* _What the exercise asks_:
Skip the pictures and return every entry exactly as written.

********************

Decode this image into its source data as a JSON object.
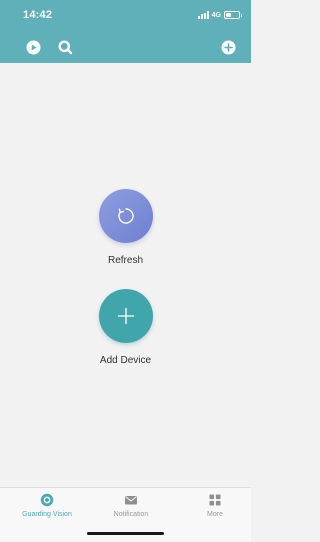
{
  "status_bar": {
    "time": "14:42",
    "network": "4G"
  },
  "toolbar": {
    "icons": [
      "play-icon",
      "search-icon",
      "add-icon"
    ]
  },
  "main": {
    "refresh_label": "Refresh",
    "add_device_label": "Add Device"
  },
  "tabs": [
    {
      "label": "Guarding Vision",
      "icon": "camera-icon",
      "active": true
    },
    {
      "label": "Notification",
      "icon": "mail-icon",
      "active": false
    },
    {
      "label": "More",
      "icon": "grid-icon",
      "active": false
    }
  ],
  "colors": {
    "header": "#5fb0b9",
    "refresh_button": "#7b8ad6",
    "add_button": "#41a6ac",
    "active_tab": "#4aa8b5"
  }
}
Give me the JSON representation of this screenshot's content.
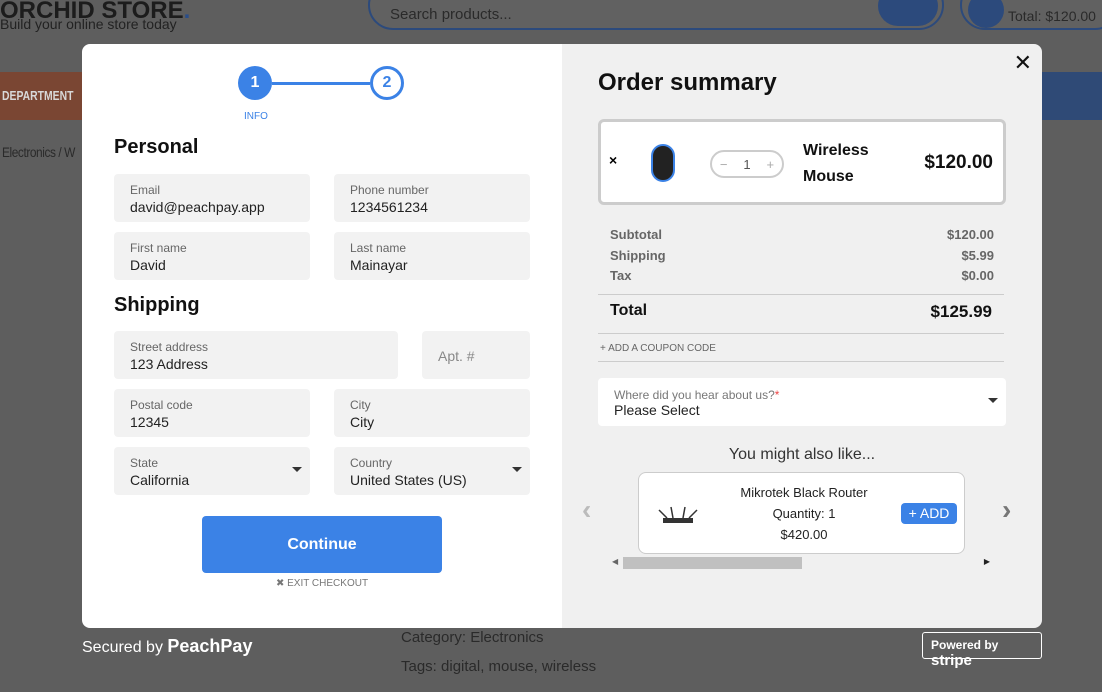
{
  "background": {
    "logo": "ORCHID STORE",
    "tagline": "Build your online store today",
    "search_placeholder": "Search products...",
    "cart_total": "Total: $120.00",
    "department": "DEPARTMENT",
    "breadcrumb": "Electronics / W",
    "category": "Category: Electronics",
    "tags": "Tags: digital, mouse, wireless"
  },
  "steps": [
    {
      "num": "1",
      "label": "INFO",
      "active": true
    },
    {
      "num": "2"
    }
  ],
  "personal": {
    "heading": "Personal",
    "email": {
      "label": "Email",
      "value": "david@peachpay.app"
    },
    "phone": {
      "label": "Phone number",
      "value": "1234561234"
    },
    "first": {
      "label": "First name",
      "value": "David"
    },
    "last": {
      "label": "Last name",
      "value": "Mainayar"
    }
  },
  "shipping": {
    "heading": "Shipping",
    "street": {
      "label": "Street address",
      "value": "123 Address"
    },
    "apt": {
      "placeholder": "Apt. #"
    },
    "postal": {
      "label": "Postal code",
      "value": "12345"
    },
    "city": {
      "label": "City",
      "value": "City"
    },
    "state": {
      "label": "State",
      "value": "California"
    },
    "country": {
      "label": "Country",
      "value": "United States (US)"
    }
  },
  "continue_label": "Continue",
  "exit_label": "EXIT CHECKOUT",
  "summary": {
    "title": "Order summary",
    "item": {
      "remove": "×",
      "name_line1": "Wireless",
      "name_line2": "Mouse",
      "qty": "1",
      "price": "$120.00"
    },
    "subtotal": {
      "label": "Subtotal",
      "value": "$120.00"
    },
    "shipping": {
      "label": "Shipping",
      "value": "$5.99"
    },
    "tax": {
      "label": "Tax",
      "value": "$0.00"
    },
    "total": {
      "label": "Total",
      "value": "$125.99"
    },
    "coupon": "+ ADD A COUPON CODE",
    "hear": {
      "label": "Where did you hear about us?",
      "required": "*",
      "value": "Please Select"
    },
    "also": "You might also like...",
    "rec": {
      "name": "Mikrotek Black Router",
      "qty": "Quantity: 1",
      "price": "$420.00",
      "add": "+ ADD"
    }
  },
  "footer": {
    "secured": "Secured by",
    "peachpay": "PeachPay",
    "powered": "Powered by",
    "stripe": "stripe"
  },
  "colors": {
    "accent": "#3b82e6"
  }
}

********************

* _Reply_:
Decode this image into its source data as a JSON object.
{
  "status_bar": {
    "time": "14:42",
    "network": "4G"
  },
  "toolbar": {
    "icons": [
      "play-icon",
      "search-icon",
      "add-icon"
    ]
  },
  "main": {
    "refresh_label": "Refresh",
    "add_device_label": "Add Device"
  },
  "tabs": [
    {
      "label": "Guarding Vision",
      "icon": "camera-icon",
      "active": true
    },
    {
      "label": "Notification",
      "icon": "mail-icon",
      "active": false
    },
    {
      "label": "More",
      "icon": "grid-icon",
      "active": false
    }
  ],
  "colors": {
    "header": "#5fb0b9",
    "refresh_button": "#7b8ad6",
    "add_button": "#41a6ac",
    "active_tab": "#4aa8b5"
  }
}
Give me the JSON representation of this screenshot's content.
{
  "background": {
    "logo": "ORCHID STORE",
    "tagline": "Build your online store today",
    "search_placeholder": "Search products...",
    "cart_total": "Total: $120.00",
    "department": "DEPARTMENT",
    "breadcrumb": "Electronics / W",
    "category": "Category: Electronics",
    "tags": "Tags: digital, mouse, wireless"
  },
  "steps": [
    {
      "num": "1",
      "label": "INFO",
      "active": true
    },
    {
      "num": "2"
    }
  ],
  "personal": {
    "heading": "Personal",
    "email": {
      "label": "Email",
      "value": "david@peachpay.app"
    },
    "phone": {
      "label": "Phone number",
      "value": "1234561234"
    },
    "first": {
      "label": "First name",
      "value": "David"
    },
    "last": {
      "label": "Last name",
      "value": "Mainayar"
    }
  },
  "shipping": {
    "heading": "Shipping",
    "street": {
      "label": "Street address",
      "value": "123 Address"
    },
    "apt": {
      "placeholder": "Apt. #"
    },
    "postal": {
      "label": "Postal code",
      "value": "12345"
    },
    "city": {
      "label": "City",
      "value": "City"
    },
    "state": {
      "label": "State",
      "value": "California"
    },
    "country": {
      "label": "Country",
      "value": "United States (US)"
    }
  },
  "continue_label": "Continue",
  "exit_label": "EXIT CHECKOUT",
  "summary": {
    "title": "Order summary",
    "item": {
      "remove": "×",
      "name_line1": "Wireless",
      "name_line2": "Mouse",
      "qty": "1",
      "price": "$120.00"
    },
    "subtotal": {
      "label": "Subtotal",
      "value": "$120.00"
    },
    "shipping": {
      "label": "Shipping",
      "value": "$5.99"
    },
    "tax": {
      "label": "Tax",
      "value": "$0.00"
    },
    "total": {
      "label": "Total",
      "value": "$125.99"
    },
    "coupon": "+ ADD A COUPON CODE",
    "hear": {
      "label": "Where did you hear about us?",
      "required": "*",
      "value": "Please Select"
    },
    "also": "You might also like...",
    "rec": {
      "name": "Mikrotek Black Router",
      "qty": "Quantity: 1",
      "price": "$420.00",
      "add": "+ ADD"
    }
  },
  "footer": {
    "secured": "Secured by",
    "peachpay": "PeachPay",
    "powered": "Powered by",
    "stripe": "stripe"
  },
  "colors": {
    "accent": "#3b82e6"
  }
}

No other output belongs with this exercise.